(INPUT Opens)

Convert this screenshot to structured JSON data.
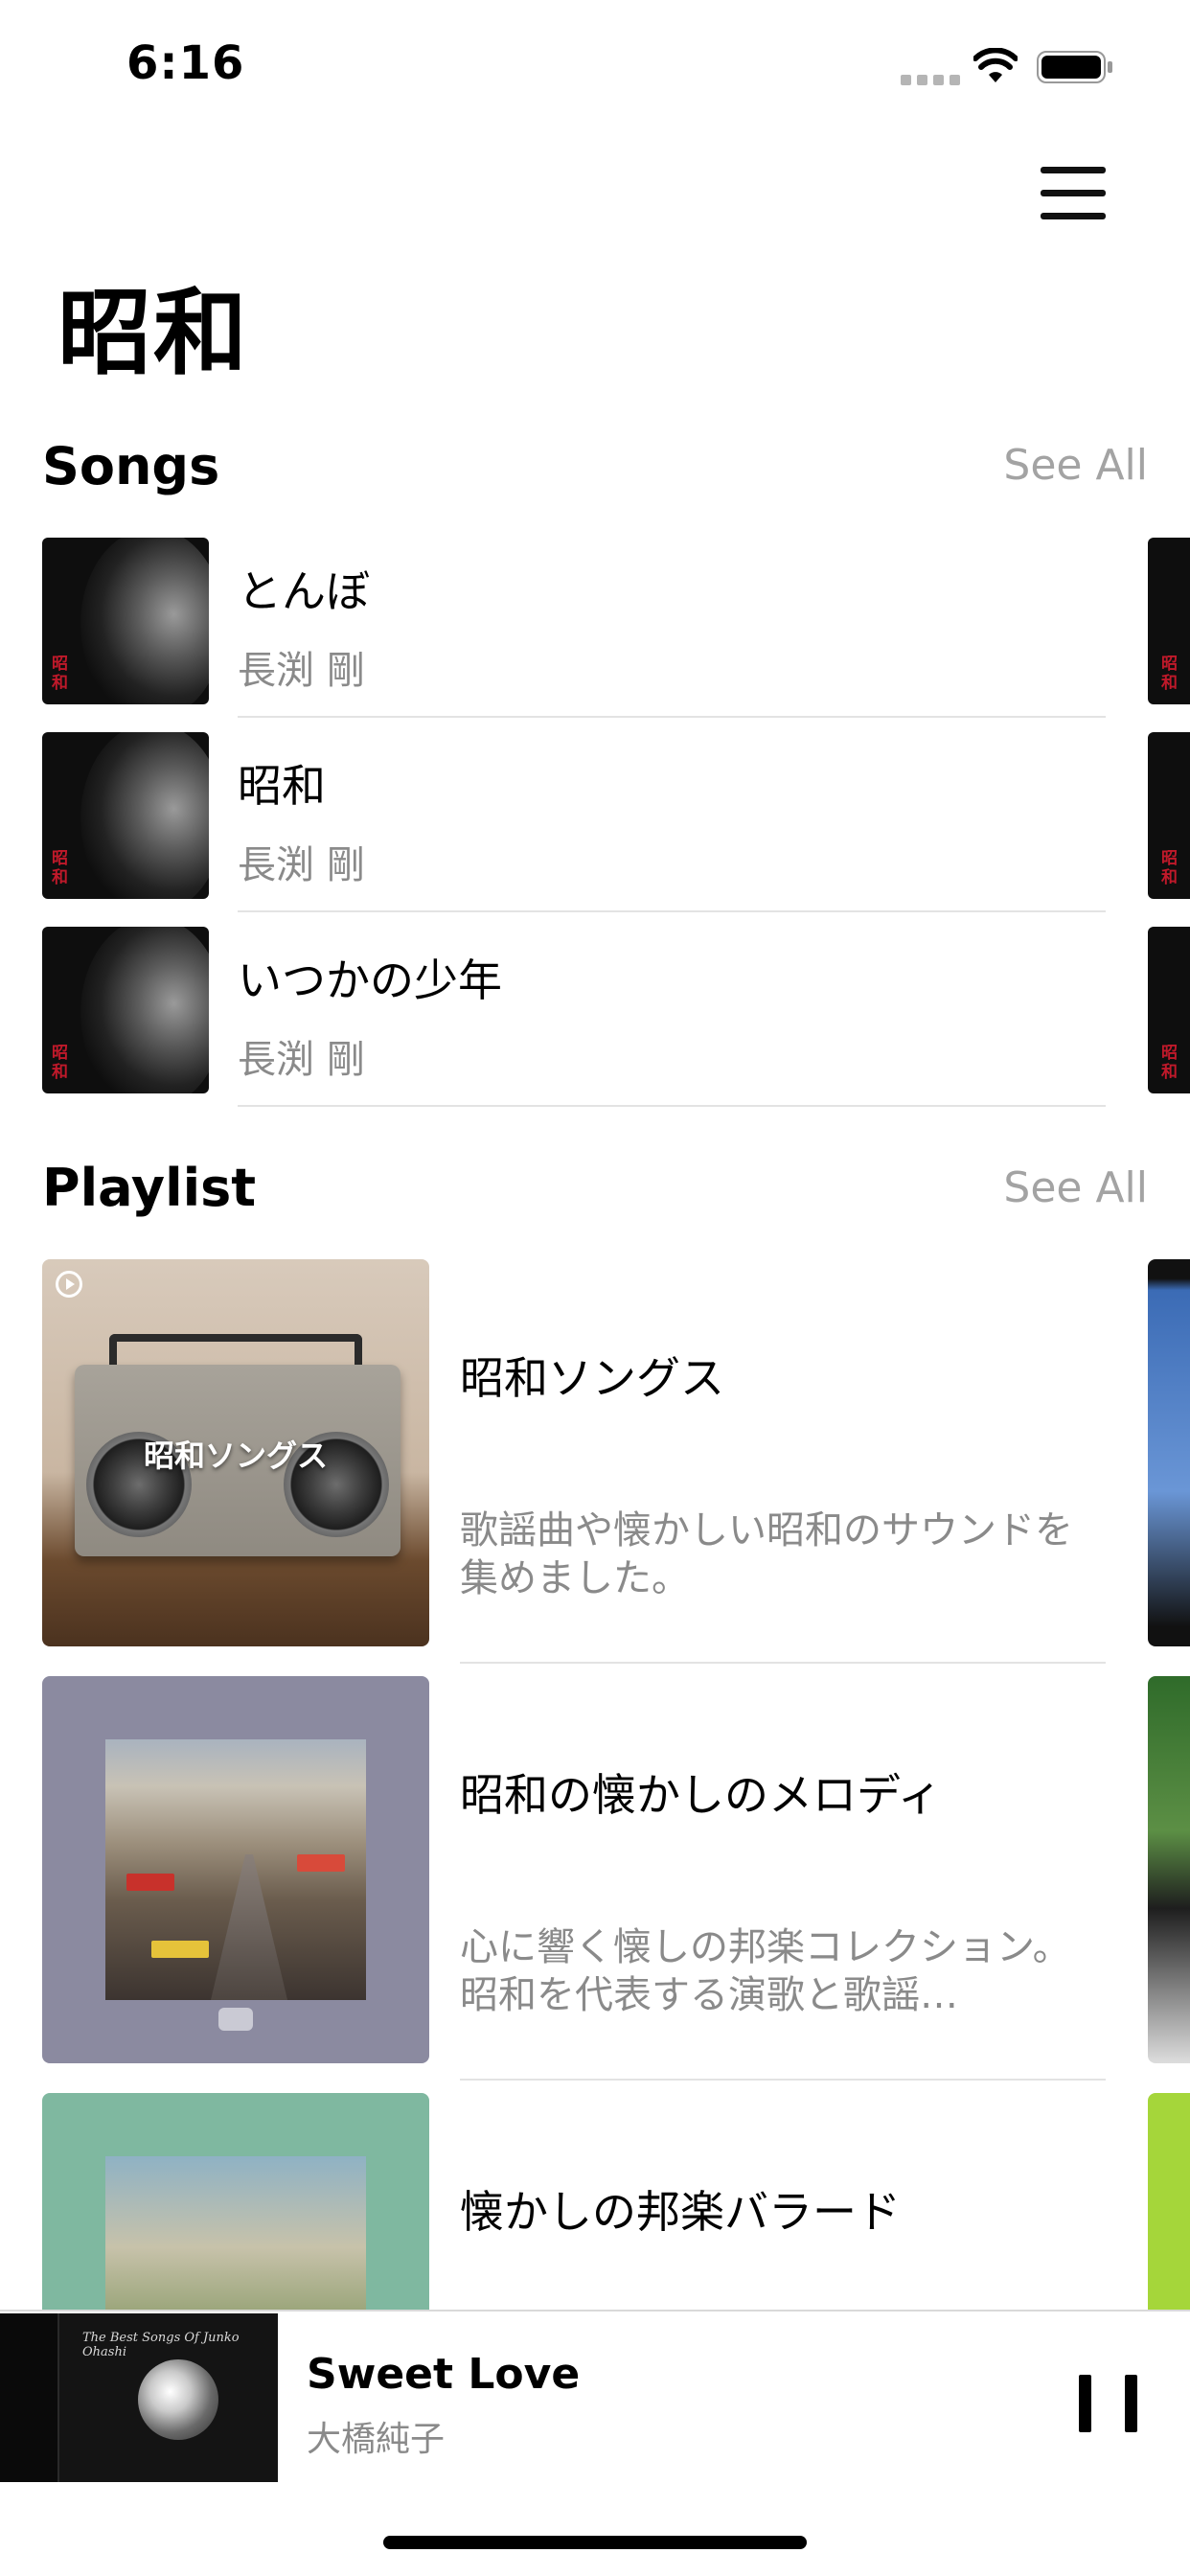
{
  "status_bar": {
    "time": "6:16"
  },
  "header": {
    "title": "昭和",
    "menu_icon": "hamburger-icon"
  },
  "songs_section": {
    "title": "Songs",
    "see_all": "See All",
    "items": [
      {
        "title": "とんぼ",
        "artist": "長渕 剛",
        "art_text": "昭和"
      },
      {
        "title": "昭和",
        "artist": "長渕 剛",
        "art_text": "昭和"
      },
      {
        "title": "いつかの少年",
        "artist": "長渕 剛",
        "art_text": "昭和"
      }
    ]
  },
  "playlist_section": {
    "title": "Playlist",
    "see_all": "See All",
    "items": [
      {
        "title": "昭和ソングス",
        "description": "歌謡曲や懐かしい昭和のサウンドを集めました。",
        "art_label": "昭和ソングス"
      },
      {
        "title": "昭和の懐かしのメロディ",
        "description": "心に響く懐しの邦楽コレクション。昭和を代表する演歌と歌謡…"
      },
      {
        "title": "懐かしの邦楽バラード"
      }
    ]
  },
  "now_playing": {
    "title": "Sweet Love",
    "artist": "大橋純子",
    "cover_text": "The Best Songs Of Junko Ohashi",
    "state": "playing"
  },
  "colors": {
    "accent_red": "#c0192a",
    "secondary_text": "#8a8a8a",
    "see_all": "#a3a3a3"
  }
}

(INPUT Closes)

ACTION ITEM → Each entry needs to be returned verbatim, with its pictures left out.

REPLY TO THE EXERCISE →
Convert this screenshot to structured JSON data.
{
  "status_bar": {
    "time": "6:16"
  },
  "header": {
    "title": "昭和",
    "menu_icon": "hamburger-icon"
  },
  "songs_section": {
    "title": "Songs",
    "see_all": "See All",
    "items": [
      {
        "title": "とんぼ",
        "artist": "長渕 剛",
        "art_text": "昭和"
      },
      {
        "title": "昭和",
        "artist": "長渕 剛",
        "art_text": "昭和"
      },
      {
        "title": "いつかの少年",
        "artist": "長渕 剛",
        "art_text": "昭和"
      }
    ]
  },
  "playlist_section": {
    "title": "Playlist",
    "see_all": "See All",
    "items": [
      {
        "title": "昭和ソングス",
        "description": "歌謡曲や懐かしい昭和のサウンドを集めました。",
        "art_label": "昭和ソングス"
      },
      {
        "title": "昭和の懐かしのメロディ",
        "description": "心に響く懐しの邦楽コレクション。昭和を代表する演歌と歌謡…"
      },
      {
        "title": "懐かしの邦楽バラード"
      }
    ]
  },
  "now_playing": {
    "title": "Sweet Love",
    "artist": "大橋純子",
    "cover_text": "The Best Songs Of Junko Ohashi",
    "state": "playing"
  },
  "colors": {
    "accent_red": "#c0192a",
    "secondary_text": "#8a8a8a",
    "see_all": "#a3a3a3"
  }
}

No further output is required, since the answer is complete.